Directions for this task = State how many lines in the entries below hold the word "招英语考生", with nothing besides the number.

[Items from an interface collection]
=== Begin Enclosure ===

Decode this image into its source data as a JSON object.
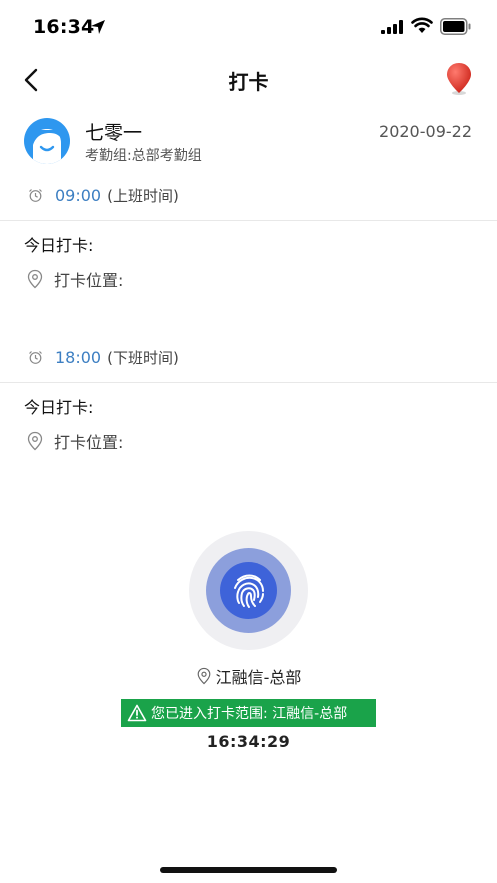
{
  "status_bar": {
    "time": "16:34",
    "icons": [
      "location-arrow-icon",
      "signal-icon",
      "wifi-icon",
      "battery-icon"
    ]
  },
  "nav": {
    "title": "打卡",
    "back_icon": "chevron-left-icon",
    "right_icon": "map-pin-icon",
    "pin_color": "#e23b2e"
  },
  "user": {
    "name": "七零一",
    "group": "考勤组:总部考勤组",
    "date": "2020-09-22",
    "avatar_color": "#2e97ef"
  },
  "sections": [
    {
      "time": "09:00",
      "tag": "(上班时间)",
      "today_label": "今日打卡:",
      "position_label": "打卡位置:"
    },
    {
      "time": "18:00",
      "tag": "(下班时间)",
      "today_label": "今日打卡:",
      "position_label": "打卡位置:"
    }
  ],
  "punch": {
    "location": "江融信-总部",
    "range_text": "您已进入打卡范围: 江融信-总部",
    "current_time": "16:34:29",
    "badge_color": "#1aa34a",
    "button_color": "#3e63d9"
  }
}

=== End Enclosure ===
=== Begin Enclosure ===

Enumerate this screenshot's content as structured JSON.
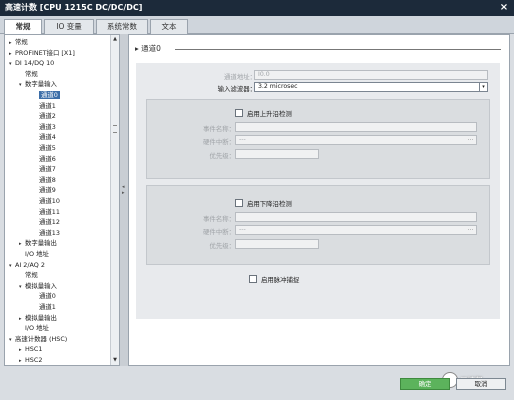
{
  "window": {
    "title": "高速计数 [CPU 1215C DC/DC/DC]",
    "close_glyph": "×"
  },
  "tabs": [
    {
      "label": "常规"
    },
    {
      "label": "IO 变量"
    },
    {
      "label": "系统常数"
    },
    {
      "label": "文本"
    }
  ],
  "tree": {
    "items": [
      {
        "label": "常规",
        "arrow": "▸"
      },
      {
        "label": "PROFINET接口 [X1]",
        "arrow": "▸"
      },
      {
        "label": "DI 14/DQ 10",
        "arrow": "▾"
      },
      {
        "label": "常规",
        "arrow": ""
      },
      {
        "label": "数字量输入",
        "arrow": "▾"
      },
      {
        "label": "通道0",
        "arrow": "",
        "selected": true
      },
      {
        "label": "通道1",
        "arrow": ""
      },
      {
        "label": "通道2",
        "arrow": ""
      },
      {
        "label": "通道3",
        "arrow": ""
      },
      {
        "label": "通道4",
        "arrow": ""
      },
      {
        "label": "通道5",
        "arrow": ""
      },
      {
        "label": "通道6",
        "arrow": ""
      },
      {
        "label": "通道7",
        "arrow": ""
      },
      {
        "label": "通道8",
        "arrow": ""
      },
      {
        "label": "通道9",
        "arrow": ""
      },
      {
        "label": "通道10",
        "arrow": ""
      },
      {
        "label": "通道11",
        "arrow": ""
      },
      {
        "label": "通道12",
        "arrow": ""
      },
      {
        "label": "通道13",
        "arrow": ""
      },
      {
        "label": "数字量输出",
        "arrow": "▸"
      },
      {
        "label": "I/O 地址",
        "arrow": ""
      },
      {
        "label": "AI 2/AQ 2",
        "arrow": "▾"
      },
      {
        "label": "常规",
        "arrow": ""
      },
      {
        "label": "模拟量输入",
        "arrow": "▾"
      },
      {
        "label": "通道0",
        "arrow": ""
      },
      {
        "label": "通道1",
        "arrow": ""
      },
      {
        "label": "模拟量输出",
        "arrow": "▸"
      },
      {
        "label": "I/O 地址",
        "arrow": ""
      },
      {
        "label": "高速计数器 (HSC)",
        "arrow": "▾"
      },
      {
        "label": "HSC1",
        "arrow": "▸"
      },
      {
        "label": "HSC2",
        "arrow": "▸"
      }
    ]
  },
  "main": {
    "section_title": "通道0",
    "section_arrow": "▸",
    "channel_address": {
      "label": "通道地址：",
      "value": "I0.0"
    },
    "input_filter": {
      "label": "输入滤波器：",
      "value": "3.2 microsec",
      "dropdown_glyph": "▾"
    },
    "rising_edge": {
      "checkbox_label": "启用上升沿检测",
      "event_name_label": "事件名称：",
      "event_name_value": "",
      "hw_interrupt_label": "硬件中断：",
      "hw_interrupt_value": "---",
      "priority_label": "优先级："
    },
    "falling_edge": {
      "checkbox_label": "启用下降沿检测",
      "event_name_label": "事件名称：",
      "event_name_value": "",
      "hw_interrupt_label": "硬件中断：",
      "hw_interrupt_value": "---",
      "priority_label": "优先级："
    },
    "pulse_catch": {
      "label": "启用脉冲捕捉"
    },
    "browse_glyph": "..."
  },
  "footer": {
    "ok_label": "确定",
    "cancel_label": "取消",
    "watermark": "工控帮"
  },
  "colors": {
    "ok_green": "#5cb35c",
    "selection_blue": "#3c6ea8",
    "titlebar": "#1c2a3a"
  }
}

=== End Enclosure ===
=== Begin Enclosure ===

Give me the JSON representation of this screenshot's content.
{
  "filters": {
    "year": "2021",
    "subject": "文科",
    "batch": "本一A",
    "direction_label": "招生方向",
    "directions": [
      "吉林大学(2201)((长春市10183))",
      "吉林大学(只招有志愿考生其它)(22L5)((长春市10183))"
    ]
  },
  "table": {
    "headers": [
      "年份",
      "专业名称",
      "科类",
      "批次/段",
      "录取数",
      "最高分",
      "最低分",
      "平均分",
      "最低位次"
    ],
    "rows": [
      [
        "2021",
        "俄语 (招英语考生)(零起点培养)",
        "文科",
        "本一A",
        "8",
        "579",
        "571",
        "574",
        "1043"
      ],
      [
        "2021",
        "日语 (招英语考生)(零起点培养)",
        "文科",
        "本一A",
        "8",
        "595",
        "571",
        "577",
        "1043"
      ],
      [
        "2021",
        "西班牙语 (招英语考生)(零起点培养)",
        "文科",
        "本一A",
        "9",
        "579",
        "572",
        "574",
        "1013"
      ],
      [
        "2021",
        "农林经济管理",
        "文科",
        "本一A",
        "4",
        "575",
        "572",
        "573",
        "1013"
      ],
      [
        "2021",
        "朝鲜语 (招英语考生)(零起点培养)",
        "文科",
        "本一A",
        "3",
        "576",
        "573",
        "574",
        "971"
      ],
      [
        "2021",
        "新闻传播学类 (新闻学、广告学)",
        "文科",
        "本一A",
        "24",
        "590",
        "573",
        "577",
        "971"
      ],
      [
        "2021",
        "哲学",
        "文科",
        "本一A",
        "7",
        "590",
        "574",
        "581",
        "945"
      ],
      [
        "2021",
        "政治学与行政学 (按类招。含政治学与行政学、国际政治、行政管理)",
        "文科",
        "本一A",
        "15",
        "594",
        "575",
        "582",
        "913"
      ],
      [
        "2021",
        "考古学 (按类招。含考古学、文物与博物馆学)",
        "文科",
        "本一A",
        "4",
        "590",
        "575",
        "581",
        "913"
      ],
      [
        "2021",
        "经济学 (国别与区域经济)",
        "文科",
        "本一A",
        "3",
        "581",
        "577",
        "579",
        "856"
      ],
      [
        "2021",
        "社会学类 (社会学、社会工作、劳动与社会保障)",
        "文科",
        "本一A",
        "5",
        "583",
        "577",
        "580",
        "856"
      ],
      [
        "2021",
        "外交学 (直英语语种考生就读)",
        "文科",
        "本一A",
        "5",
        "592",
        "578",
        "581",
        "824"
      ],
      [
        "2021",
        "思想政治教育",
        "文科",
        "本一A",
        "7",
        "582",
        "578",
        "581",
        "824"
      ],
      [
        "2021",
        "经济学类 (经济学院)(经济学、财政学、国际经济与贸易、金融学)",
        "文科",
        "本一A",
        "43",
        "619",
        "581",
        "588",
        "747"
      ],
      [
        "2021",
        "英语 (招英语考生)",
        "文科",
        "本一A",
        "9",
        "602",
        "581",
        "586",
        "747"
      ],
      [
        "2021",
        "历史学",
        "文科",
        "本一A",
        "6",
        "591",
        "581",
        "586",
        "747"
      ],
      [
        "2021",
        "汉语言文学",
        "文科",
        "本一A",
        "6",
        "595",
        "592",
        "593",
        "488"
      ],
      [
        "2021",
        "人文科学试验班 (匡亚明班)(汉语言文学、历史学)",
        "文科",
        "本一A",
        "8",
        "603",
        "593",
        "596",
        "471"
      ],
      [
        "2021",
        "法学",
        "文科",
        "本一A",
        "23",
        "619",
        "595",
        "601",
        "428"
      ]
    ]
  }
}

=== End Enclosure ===

Answer to this exercise = 5